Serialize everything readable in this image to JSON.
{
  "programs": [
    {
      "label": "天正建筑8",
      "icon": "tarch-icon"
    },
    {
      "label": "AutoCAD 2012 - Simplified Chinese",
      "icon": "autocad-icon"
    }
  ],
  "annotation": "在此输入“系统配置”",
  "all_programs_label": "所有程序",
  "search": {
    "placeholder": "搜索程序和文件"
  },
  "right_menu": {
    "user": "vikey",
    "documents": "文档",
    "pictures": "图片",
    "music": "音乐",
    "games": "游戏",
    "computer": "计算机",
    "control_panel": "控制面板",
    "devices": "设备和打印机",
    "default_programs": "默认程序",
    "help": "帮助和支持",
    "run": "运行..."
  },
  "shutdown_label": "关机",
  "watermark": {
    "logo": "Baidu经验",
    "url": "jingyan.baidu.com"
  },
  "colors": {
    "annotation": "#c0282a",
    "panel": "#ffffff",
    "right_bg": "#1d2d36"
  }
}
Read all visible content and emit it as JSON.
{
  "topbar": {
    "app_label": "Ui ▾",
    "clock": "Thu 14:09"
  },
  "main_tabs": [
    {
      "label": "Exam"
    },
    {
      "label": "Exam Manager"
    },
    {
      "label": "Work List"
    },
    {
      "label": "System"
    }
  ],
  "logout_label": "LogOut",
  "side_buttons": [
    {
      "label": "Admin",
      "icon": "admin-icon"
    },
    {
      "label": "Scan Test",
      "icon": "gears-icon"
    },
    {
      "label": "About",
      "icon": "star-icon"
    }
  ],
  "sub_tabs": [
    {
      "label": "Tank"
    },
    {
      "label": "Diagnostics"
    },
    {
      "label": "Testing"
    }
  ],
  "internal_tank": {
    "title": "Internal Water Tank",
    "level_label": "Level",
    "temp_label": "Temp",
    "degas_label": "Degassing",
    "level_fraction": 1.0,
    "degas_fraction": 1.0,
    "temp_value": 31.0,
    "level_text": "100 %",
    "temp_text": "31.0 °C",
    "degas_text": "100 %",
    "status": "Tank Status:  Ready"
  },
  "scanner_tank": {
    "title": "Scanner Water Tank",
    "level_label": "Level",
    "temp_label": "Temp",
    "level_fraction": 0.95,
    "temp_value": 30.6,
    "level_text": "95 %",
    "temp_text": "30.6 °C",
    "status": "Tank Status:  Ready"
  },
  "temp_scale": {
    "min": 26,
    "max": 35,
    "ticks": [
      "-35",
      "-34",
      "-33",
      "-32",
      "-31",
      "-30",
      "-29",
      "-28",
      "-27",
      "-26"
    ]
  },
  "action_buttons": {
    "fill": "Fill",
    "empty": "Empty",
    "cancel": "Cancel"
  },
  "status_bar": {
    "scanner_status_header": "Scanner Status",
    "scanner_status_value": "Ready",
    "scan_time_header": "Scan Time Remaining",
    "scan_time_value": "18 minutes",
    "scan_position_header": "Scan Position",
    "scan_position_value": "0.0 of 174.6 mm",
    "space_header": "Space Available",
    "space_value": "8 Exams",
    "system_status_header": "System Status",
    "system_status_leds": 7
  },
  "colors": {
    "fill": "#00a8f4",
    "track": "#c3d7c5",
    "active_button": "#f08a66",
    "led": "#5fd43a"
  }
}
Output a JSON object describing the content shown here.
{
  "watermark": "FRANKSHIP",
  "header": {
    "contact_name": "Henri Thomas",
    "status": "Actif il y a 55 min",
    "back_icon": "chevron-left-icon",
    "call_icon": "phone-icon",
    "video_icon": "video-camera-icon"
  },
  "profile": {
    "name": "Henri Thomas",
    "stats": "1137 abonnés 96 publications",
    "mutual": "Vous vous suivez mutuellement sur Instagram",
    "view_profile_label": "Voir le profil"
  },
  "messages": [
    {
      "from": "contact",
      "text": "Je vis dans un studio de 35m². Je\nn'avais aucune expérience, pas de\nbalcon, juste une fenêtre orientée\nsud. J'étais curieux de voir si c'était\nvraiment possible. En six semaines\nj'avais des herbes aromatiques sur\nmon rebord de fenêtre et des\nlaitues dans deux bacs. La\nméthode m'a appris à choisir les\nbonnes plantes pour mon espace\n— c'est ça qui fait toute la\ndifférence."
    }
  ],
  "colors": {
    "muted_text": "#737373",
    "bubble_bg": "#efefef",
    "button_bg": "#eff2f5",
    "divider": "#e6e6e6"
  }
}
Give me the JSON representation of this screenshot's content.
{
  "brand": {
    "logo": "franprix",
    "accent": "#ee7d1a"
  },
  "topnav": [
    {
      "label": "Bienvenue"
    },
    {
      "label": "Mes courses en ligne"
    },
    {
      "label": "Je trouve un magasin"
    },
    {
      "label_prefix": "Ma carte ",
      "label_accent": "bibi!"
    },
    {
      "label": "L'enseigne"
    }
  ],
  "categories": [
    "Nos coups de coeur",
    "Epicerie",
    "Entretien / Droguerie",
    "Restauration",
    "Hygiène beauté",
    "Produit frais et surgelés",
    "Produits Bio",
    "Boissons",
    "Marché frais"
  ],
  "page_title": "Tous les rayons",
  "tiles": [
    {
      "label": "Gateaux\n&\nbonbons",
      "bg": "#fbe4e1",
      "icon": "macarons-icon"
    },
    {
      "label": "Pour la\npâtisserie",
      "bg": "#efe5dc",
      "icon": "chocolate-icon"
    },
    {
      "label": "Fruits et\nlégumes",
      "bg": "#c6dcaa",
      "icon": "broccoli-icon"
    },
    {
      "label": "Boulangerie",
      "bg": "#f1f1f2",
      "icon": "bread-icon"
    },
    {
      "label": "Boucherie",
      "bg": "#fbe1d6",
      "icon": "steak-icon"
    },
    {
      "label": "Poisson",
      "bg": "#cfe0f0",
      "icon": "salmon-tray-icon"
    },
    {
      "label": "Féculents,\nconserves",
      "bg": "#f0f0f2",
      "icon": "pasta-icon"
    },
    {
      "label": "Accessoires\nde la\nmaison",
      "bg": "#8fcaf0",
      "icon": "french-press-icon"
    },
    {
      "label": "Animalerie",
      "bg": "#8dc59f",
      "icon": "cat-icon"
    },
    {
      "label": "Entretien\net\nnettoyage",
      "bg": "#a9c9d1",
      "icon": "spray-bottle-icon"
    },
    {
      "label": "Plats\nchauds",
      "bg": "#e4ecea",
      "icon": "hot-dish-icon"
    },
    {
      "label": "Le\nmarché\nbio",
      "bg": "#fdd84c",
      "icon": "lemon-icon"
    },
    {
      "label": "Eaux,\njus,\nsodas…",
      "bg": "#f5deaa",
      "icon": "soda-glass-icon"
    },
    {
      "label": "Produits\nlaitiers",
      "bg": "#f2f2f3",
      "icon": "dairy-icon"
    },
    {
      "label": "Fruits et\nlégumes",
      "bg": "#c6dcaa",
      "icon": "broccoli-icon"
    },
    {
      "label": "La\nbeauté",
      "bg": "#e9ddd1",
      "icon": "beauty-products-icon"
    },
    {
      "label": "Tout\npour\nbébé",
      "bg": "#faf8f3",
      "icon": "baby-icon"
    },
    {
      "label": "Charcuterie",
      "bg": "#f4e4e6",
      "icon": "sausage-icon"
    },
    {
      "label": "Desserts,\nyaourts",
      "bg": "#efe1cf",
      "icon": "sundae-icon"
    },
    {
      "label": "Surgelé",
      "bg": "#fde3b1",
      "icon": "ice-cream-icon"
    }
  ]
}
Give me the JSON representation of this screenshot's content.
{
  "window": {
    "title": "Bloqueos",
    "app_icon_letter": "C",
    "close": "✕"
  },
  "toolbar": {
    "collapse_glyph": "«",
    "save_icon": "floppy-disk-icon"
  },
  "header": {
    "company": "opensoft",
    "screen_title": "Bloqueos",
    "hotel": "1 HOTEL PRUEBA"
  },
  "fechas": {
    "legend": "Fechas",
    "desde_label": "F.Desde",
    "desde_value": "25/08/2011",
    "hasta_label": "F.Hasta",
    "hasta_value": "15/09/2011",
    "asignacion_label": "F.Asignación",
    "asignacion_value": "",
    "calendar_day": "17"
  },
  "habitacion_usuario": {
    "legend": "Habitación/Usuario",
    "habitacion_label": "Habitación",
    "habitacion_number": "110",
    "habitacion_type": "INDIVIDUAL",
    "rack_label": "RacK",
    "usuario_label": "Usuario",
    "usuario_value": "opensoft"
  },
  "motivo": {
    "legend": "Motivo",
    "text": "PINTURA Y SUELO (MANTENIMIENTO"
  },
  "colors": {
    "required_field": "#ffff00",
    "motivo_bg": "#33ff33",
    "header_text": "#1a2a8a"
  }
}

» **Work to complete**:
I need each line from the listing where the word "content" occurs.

» **Response area**:
Read all visible content and emit it as JSON.
Output a JSON object describing the content shown here.
Give me the JSON representation of this screenshot's content.
Give me the JSON representation of this screenshot's content.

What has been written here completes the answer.